The next day was our car pick up, so we took the train back to the airport and picked up our swanky new ride for the next 3 months and then found a town to stock up on camping supplies that we needed.  Along the way, we happened by Chantilly Castle, another of those awesome, complete surprises.  We did some planning and zonked early.  Today we went back to Paris, first to Montmartre, home of Moulin Rouge and the highest hill of the city, then we took the subway back toward the city center and scoped out the Palace of Justice and the Chapel there.

The history lesson was fascinating and we were humbled by the church with the storied stained glass built in the 1200s and the Prison that housed the victims of the Reign of Terror in the 1700s.  Chris commented on how between 1200 and 1700, those buildings were built and saw such fascinating history, and are still standing and being used today, and yet, just that equivalent small slice of time (500 years) in the life of these buildings encompasses the ENTIRE history of the United States.  The architecture here is definitely built to last.   We wrapped up today back in the Latin Quarter, with sandwiches again and walked up to the Pantheon, another impressive structure.

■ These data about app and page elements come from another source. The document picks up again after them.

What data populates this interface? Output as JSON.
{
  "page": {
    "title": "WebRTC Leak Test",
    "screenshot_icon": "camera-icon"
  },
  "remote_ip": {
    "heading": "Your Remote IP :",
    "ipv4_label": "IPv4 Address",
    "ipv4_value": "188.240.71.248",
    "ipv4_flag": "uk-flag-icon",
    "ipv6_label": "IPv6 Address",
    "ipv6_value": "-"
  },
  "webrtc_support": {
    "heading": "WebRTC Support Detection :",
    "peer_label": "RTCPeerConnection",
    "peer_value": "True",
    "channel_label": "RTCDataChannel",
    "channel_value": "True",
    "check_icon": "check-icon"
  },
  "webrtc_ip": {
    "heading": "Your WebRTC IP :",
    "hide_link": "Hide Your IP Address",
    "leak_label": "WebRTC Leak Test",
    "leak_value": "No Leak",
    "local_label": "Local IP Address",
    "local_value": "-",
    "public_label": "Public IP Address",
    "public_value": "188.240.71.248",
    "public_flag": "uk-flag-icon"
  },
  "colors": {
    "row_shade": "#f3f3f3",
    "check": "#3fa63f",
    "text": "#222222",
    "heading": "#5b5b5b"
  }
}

Tomorrow we leave the hotel and Paris behind and head for the "castle district," in the Loire Valley, where the seat of power and wealth in France was once centered. We will start making our way westward to the coast, and we're excited to start the camping phase of our adventure throughout the countryside of France and the UK.

Thursday, June 6, 2013

Chaguaramas, Trinidad (Drydocked)

We've arrived in Trinidad, which is Navigator's home for hurricane season.  Because Trinidad is south of 12 degrees north latitude, it is seldom hit by tropical systems.  Over a thousand boats haul out here each summer while their crew travel or return to their homes for the dangerous hurricane season.  Our plan is to dry-dock here at the shipyard until December.

Our trip south from Grenada was uneventful - it was a 90 mile trip, so we left at 2pm on Tuesday and arrived before lunch on Wednesday morning.  Along the way, we passed some of Venezuela's oil fields, with their associated drilling rigs - quite a sight.

Since then, we've spent the week on Navigator cleaning, organizing, and putting her to rest for the summer.  It's a bit of a challenge because the climate is so warm - like working in a sauna.  So we start work at 5am and then take a long lunch working inside.  However, we just finished our last bit of work and are now enjoying a tasty beverage and writing this blog post to end our first sailing season. We've also gotten a chance to hang out with our friend Rich, who is hauling out at the same yard.

You'd be surprised how much gear fits on a small sailboat - by the time we had everything out of it's locker and airing on deck, the entire boat was filled with detritus!  But, after dryi
ng it all out, it fit nicely back in it's home, and Navigator is ship shape again.

One of the coolest changes we made was that Kellee created a custom boat cover out of canvas using the mighty sewing machine.  Two days of work  and 22 yards of fabric later, Navigator is covered from the elements and bird poo for the season, which should hopefully keep her a bit dryer over the rainy season.

Now that Navigator is put to rights, it's time to focus on our next leg of the sabbatical - we'll be flying over to France and camping around Europe for the next 4 months.  So we've been stuffing as much junk in our packs as possible in an attempt to take as much of home with us as possible - including our folding bikes!

So...signing off from Trinidad for now.  We'll post periodic "hurricane season interlude" blog posts from Europe and beyond, but Navigator is going to take the summer off, and we'll resume our sailing in December...to an unknown destination!

Here's a video of our dry-docking yesterday: